Search the data for the string "agent", and report each line where it is found.

----- RECORDS FOR PROCESSING

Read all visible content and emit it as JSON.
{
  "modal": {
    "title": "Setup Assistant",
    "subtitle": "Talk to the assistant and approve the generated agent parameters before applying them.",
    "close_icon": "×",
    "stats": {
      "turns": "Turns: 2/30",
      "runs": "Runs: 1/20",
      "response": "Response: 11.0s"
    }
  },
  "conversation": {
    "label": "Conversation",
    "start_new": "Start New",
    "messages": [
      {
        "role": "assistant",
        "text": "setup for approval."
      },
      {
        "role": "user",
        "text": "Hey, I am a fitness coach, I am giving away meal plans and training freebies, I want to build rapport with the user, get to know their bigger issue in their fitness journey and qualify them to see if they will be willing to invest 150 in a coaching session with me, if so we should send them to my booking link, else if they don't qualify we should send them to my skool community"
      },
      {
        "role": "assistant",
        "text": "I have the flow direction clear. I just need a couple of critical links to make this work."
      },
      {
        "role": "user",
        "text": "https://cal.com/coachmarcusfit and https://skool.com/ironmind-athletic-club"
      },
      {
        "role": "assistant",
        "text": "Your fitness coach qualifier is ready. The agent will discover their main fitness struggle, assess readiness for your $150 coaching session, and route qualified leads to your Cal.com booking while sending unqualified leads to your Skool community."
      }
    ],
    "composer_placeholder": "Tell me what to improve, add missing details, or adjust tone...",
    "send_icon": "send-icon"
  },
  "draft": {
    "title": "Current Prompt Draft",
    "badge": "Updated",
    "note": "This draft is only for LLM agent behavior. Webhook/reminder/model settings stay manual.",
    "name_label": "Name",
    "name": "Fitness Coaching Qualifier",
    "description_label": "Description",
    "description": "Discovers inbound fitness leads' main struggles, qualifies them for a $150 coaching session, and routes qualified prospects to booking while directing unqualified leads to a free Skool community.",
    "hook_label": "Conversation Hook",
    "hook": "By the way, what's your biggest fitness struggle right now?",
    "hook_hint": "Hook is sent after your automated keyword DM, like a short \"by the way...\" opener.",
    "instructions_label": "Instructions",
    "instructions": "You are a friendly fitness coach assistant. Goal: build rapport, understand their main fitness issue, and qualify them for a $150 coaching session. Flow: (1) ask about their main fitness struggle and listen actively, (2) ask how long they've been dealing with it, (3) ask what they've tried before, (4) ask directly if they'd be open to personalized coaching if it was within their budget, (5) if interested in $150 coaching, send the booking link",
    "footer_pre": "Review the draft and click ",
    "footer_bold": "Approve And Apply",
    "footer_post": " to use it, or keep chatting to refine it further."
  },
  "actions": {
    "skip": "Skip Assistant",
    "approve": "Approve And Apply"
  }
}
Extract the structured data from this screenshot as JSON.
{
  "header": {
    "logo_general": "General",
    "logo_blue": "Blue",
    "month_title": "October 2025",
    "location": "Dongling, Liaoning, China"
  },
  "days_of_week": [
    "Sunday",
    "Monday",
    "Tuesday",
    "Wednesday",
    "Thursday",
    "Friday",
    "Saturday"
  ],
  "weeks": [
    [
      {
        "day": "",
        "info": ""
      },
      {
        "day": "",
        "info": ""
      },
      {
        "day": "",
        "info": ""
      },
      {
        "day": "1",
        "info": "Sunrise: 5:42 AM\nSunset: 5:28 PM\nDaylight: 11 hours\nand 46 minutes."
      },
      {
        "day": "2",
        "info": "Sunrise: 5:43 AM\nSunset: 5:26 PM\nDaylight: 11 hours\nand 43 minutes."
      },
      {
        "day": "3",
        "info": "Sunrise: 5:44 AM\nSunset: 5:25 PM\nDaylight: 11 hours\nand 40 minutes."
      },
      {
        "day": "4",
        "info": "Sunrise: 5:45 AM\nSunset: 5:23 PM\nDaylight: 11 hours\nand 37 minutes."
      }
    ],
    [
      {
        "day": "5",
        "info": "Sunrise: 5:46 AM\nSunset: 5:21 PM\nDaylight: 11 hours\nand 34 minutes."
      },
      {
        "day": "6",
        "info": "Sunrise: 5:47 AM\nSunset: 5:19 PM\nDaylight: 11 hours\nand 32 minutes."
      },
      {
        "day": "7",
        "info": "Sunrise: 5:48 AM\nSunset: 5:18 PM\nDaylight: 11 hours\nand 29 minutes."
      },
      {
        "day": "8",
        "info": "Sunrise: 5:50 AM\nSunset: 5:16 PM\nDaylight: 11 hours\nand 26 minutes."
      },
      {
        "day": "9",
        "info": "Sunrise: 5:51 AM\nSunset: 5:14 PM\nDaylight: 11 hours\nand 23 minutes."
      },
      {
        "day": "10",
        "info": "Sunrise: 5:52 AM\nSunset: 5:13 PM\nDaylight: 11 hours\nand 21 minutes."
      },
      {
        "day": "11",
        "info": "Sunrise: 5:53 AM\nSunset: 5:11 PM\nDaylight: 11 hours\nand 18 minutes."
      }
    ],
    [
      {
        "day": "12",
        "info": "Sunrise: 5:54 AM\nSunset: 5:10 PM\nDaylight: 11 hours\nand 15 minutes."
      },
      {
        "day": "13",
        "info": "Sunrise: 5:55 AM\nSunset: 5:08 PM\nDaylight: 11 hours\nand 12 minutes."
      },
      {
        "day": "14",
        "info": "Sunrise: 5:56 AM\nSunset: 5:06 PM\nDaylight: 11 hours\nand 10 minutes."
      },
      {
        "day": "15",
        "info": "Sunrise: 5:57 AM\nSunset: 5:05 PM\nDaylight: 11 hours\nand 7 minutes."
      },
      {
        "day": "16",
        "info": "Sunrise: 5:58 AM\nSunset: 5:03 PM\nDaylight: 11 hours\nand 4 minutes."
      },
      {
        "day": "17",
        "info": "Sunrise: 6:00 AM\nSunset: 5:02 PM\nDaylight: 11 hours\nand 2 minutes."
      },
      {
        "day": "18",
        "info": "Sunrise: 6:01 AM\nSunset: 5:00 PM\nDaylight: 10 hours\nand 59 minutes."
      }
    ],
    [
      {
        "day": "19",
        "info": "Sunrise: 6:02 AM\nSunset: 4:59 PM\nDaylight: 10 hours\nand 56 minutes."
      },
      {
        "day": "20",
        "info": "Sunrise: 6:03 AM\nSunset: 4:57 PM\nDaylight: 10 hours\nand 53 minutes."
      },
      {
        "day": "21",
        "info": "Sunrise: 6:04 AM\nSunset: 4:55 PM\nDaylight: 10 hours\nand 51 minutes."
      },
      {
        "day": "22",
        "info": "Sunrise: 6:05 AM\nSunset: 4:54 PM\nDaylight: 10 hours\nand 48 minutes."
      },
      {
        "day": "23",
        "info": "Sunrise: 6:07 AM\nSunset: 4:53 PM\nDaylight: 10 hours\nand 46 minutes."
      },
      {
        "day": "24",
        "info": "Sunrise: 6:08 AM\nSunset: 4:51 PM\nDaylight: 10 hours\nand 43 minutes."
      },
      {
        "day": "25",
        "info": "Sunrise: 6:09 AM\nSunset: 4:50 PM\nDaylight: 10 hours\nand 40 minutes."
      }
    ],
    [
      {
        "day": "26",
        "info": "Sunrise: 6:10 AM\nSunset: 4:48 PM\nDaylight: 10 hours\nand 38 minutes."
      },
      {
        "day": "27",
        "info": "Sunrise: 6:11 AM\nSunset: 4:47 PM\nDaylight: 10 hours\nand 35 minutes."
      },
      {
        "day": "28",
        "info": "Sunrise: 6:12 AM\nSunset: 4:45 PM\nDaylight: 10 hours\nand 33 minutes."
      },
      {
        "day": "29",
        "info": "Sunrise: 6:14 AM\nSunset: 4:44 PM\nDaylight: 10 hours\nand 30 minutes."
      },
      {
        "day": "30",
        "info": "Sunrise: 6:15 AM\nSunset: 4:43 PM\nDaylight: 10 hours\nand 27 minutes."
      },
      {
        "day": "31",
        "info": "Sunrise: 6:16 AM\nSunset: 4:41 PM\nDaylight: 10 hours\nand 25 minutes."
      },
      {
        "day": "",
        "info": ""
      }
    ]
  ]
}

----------

- [TASK SOLUTION]
    "subtitle": "Talk to the assistant and approve the generated agent parameters before applying them.",
        "text": "Your fitness coach qualifier is ready. The agent will discover their main fitness struggle, assess readiness for your $150 coaching session, and route qualified leads to your Cal.com booking while sending unqualified leads to your Skool community."
    "note": "This draft is only for LLM agent behavior. Webhook/reminder/model settings stay manual.",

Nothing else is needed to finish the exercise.